### Records to use
Segment Open
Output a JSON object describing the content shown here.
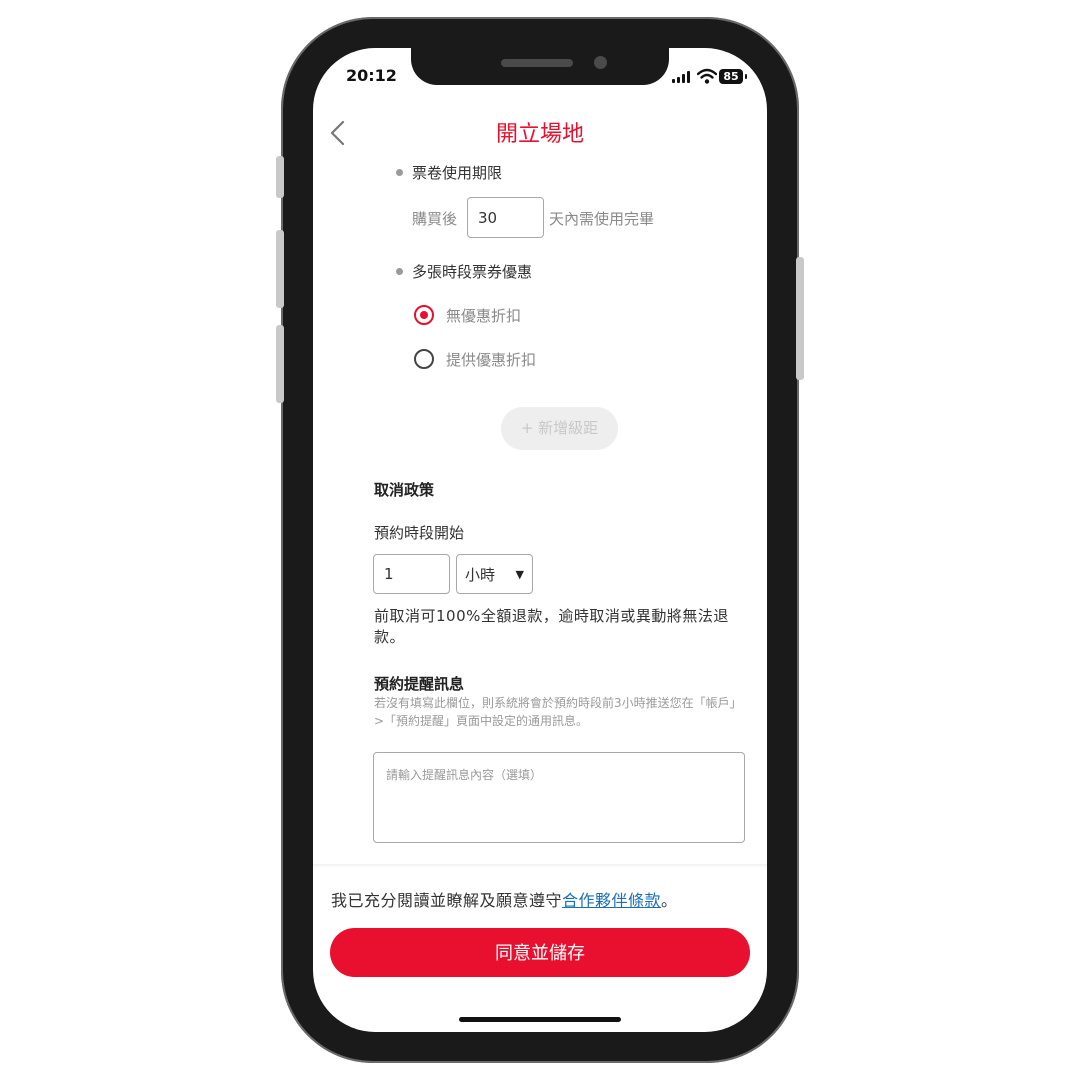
{
  "status_bar": {
    "time": "20:12",
    "battery": "85"
  },
  "header": {
    "title": "開立場地"
  },
  "ticket_validity": {
    "label": "票卷使用期限",
    "prefix": "購買後",
    "days_value": "30",
    "suffix": "天內需使用完畢"
  },
  "multi_ticket": {
    "label": "多張時段票券優惠",
    "options": [
      {
        "label": "無優惠折扣",
        "selected": true
      },
      {
        "label": "提供優惠折扣",
        "selected": false
      }
    ],
    "add_tier_label": "+ 新增級距"
  },
  "cancel_policy": {
    "heading": "取消政策",
    "start_label": "預約時段開始",
    "amount_value": "1",
    "unit_selected": "小時",
    "note": "前取消可100%全額退款，逾時取消或異動將無法退款。"
  },
  "reminder": {
    "heading": "預約提醒訊息",
    "description": "若沒有填寫此欄位，則系統將會於預約時段前3小時推送您在「帳戶」>「預約提醒」頁面中設定的通用訊息。",
    "placeholder": "請輸入提醒訊息內容（選填）"
  },
  "footer": {
    "agree_prefix": "我已充分閱讀並瞭解及願意遵守",
    "agree_link": "合作夥伴條款",
    "agree_suffix": "。",
    "save_label": "同意並儲存"
  },
  "colors": {
    "accent": "#e8102e",
    "link": "#1a6fb5"
  }
}
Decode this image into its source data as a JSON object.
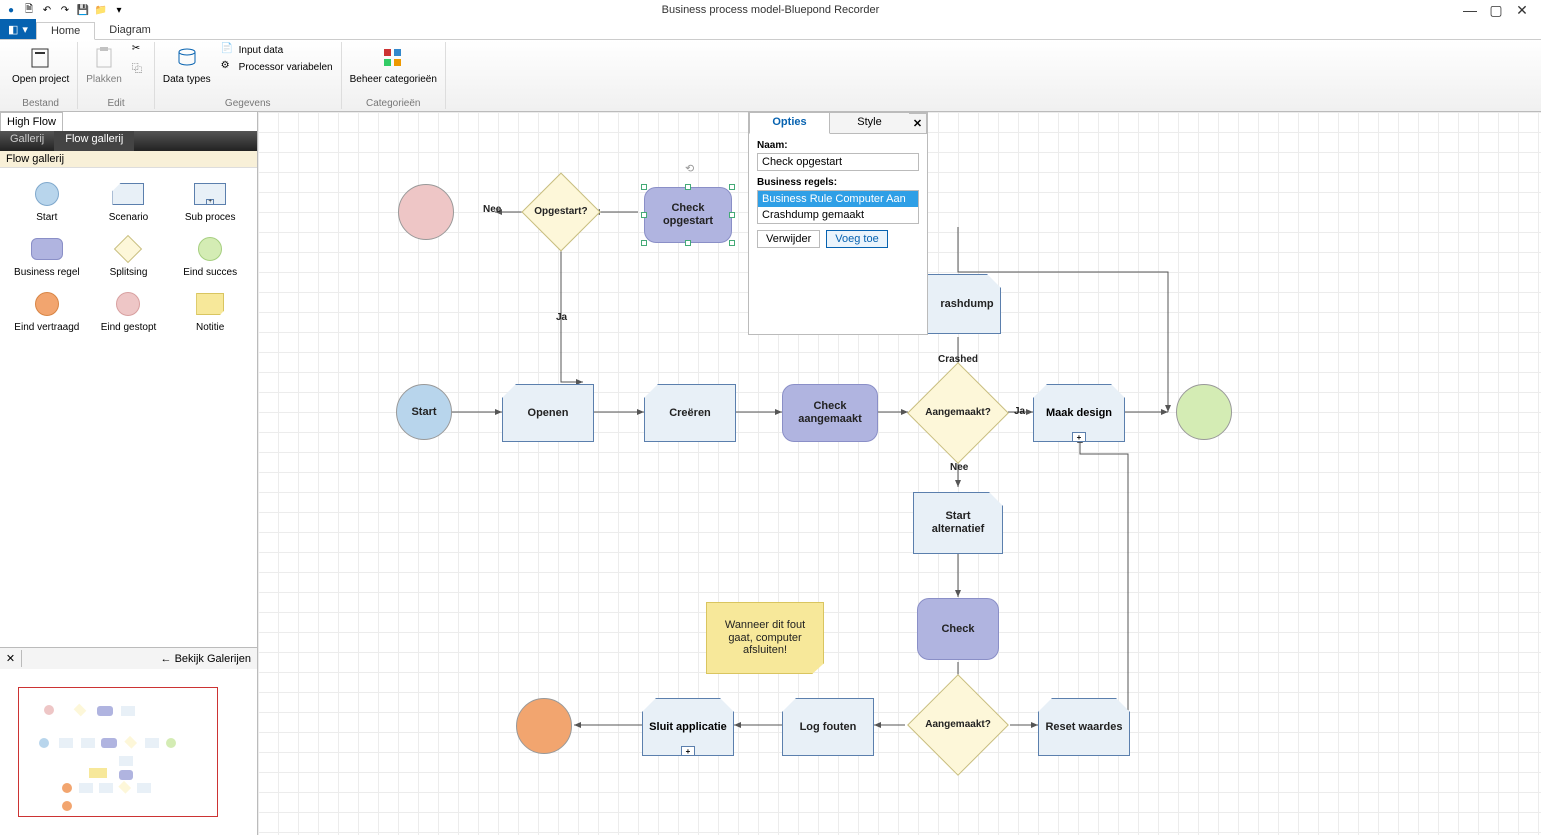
{
  "title": "Business process model-Bluepond Recorder",
  "titlebar_icons": {
    "logo": "●",
    "new": "🗎",
    "undo": "↶",
    "redo": "↷",
    "save": "💾",
    "folder": "📁"
  },
  "window_buttons": {
    "min": "—",
    "max": "▢",
    "close": "✕"
  },
  "ribbon": {
    "file": "⬚ ▾",
    "tabs": {
      "home": "Home",
      "diagram": "Diagram"
    },
    "groups": {
      "bestand": {
        "label": "Bestand",
        "open_project": "Open\nproject"
      },
      "edit": {
        "label": "Edit",
        "plakken": "Plakken"
      },
      "gegevens": {
        "label": "Gegevens",
        "data_types": "Data\ntypes",
        "input_data": "Input data",
        "proc_vars": "Processor variabelen"
      },
      "categorieen": {
        "label": "Categorieën",
        "beheer": "Beheer\ncategorieën"
      }
    }
  },
  "left": {
    "high_flow": "High Flow",
    "tabs": {
      "gallerij": "Gallerij",
      "flow_gallerij": "Flow gallerij"
    },
    "sub": "Flow gallerij",
    "items": [
      {
        "key": "start",
        "label": "Start"
      },
      {
        "key": "scenario",
        "label": "Scenario"
      },
      {
        "key": "subproces",
        "label": "Sub proces"
      },
      {
        "key": "businessregel",
        "label": "Business\nregel"
      },
      {
        "key": "splitsing",
        "label": "Splitsing"
      },
      {
        "key": "eindsucces",
        "label": "Eind succes"
      },
      {
        "key": "eindvertraagd",
        "label": "Eind\nvertraagd"
      },
      {
        "key": "eindgestopt",
        "label": "Eind\ngestopt"
      },
      {
        "key": "notitie",
        "label": "Notitie"
      }
    ],
    "footer": {
      "close": "✕",
      "back": "← Bekijk Galerijen"
    }
  },
  "panel": {
    "tabs": {
      "opties": "Opties",
      "style": "Style"
    },
    "close": "✕",
    "naam_label": "Naam:",
    "naam_value": "Check opgestart",
    "br_label": "Business regels:",
    "br_items": [
      "Business Rule Computer Aan",
      "Crashdump gemaakt"
    ],
    "btn_verwijder": "Verwijder",
    "btn_voegtoe": "Voeg toe"
  },
  "flow": {
    "n_start": "Start",
    "n_openen": "Openen",
    "n_creeren": "Creëren",
    "n_check_aangemaakt": "Check aangemaakt",
    "n_aangemaakt_q": "Aangemaakt?",
    "n_maak_design": "Maak design",
    "n_opgestart_q": "Opgestart?",
    "n_check_opgestart": "Check opgestart",
    "n_crashdump": "rashdump",
    "n_start_alt": "Start alternatief",
    "n_check": "Check",
    "n_aangemaakt2_q": "Aangemaakt?",
    "n_reset": "Reset waardes",
    "n_logfouten": "Log fouten",
    "n_sluit": "Sluit applicatie",
    "n_note": "Wanneer dit fout gaat, computer afsluiten!",
    "e_nee": "Nee",
    "e_ja": "Ja",
    "e_crashed": "Crashed",
    "e_nee2": "Nee",
    "e_ja2": "Ja"
  }
}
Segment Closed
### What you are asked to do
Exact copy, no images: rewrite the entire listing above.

### Written reply
Output a JSON object describing the content shown here.
{
  "status_bar": {
    "time": "20:12",
    "battery": "85"
  },
  "header": {
    "title": "開立場地"
  },
  "ticket_validity": {
    "label": "票卷使用期限",
    "prefix": "購買後",
    "days_value": "30",
    "suffix": "天內需使用完畢"
  },
  "multi_ticket": {
    "label": "多張時段票券優惠",
    "options": [
      {
        "label": "無優惠折扣",
        "selected": true
      },
      {
        "label": "提供優惠折扣",
        "selected": false
      }
    ],
    "add_tier_label": "+ 新增級距"
  },
  "cancel_policy": {
    "heading": "取消政策",
    "start_label": "預約時段開始",
    "amount_value": "1",
    "unit_selected": "小時",
    "note": "前取消可100%全額退款，逾時取消或異動將無法退款。"
  },
  "reminder": {
    "heading": "預約提醒訊息",
    "description": "若沒有填寫此欄位，則系統將會於預約時段前3小時推送您在「帳戶」>「預約提醒」頁面中設定的通用訊息。",
    "placeholder": "請輸入提醒訊息內容（選填）"
  },
  "footer": {
    "agree_prefix": "我已充分閱讀並瞭解及願意遵守",
    "agree_link": "合作夥伴條款",
    "agree_suffix": "。",
    "save_label": "同意並儲存"
  },
  "colors": {
    "accent": "#e8102e",
    "link": "#1a6fb5"
  }
}
Decode this image into its source data as a JSON object.
{
  "title": "Business process model-Bluepond Recorder",
  "titlebar_icons": {
    "logo": "●",
    "new": "🗎",
    "undo": "↶",
    "redo": "↷",
    "save": "💾",
    "folder": "📁"
  },
  "window_buttons": {
    "min": "—",
    "max": "▢",
    "close": "✕"
  },
  "ribbon": {
    "file": "⬚ ▾",
    "tabs": {
      "home": "Home",
      "diagram": "Diagram"
    },
    "groups": {
      "bestand": {
        "label": "Bestand",
        "open_project": "Open\nproject"
      },
      "edit": {
        "label": "Edit",
        "plakken": "Plakken"
      },
      "gegevens": {
        "label": "Gegevens",
        "data_types": "Data\ntypes",
        "input_data": "Input data",
        "proc_vars": "Processor variabelen"
      },
      "categorieen": {
        "label": "Categorieën",
        "beheer": "Beheer\ncategorieën"
      }
    }
  },
  "left": {
    "high_flow": "High Flow",
    "tabs": {
      "gallerij": "Gallerij",
      "flow_gallerij": "Flow gallerij"
    },
    "sub": "Flow gallerij",
    "items": [
      {
        "key": "start",
        "label": "Start"
      },
      {
        "key": "scenario",
        "label": "Scenario"
      },
      {
        "key": "subproces",
        "label": "Sub proces"
      },
      {
        "key": "businessregel",
        "label": "Business\nregel"
      },
      {
        "key": "splitsing",
        "label": "Splitsing"
      },
      {
        "key": "eindsucces",
        "label": "Eind succes"
      },
      {
        "key": "eindvertraagd",
        "label": "Eind\nvertraagd"
      },
      {
        "key": "eindgestopt",
        "label": "Eind\ngestopt"
      },
      {
        "key": "notitie",
        "label": "Notitie"
      }
    ],
    "footer": {
      "close": "✕",
      "back": "← Bekijk Galerijen"
    }
  },
  "panel": {
    "tabs": {
      "opties": "Opties",
      "style": "Style"
    },
    "close": "✕",
    "naam_label": "Naam:",
    "naam_value": "Check opgestart",
    "br_label": "Business regels:",
    "br_items": [
      "Business Rule Computer Aan",
      "Crashdump gemaakt"
    ],
    "btn_verwijder": "Verwijder",
    "btn_voegtoe": "Voeg toe"
  },
  "flow": {
    "n_start": "Start",
    "n_openen": "Openen",
    "n_creeren": "Creëren",
    "n_check_aangemaakt": "Check aangemaakt",
    "n_aangemaakt_q": "Aangemaakt?",
    "n_maak_design": "Maak design",
    "n_opgestart_q": "Opgestart?",
    "n_check_opgestart": "Check opgestart",
    "n_crashdump": "rashdump",
    "n_start_alt": "Start alternatief",
    "n_check": "Check",
    "n_aangemaakt2_q": "Aangemaakt?",
    "n_reset": "Reset waardes",
    "n_logfouten": "Log fouten",
    "n_sluit": "Sluit applicatie",
    "n_note": "Wanneer dit fout gaat, computer afsluiten!",
    "e_nee": "Nee",
    "e_ja": "Ja",
    "e_crashed": "Crashed",
    "e_nee2": "Nee",
    "e_ja2": "Ja"
  }
}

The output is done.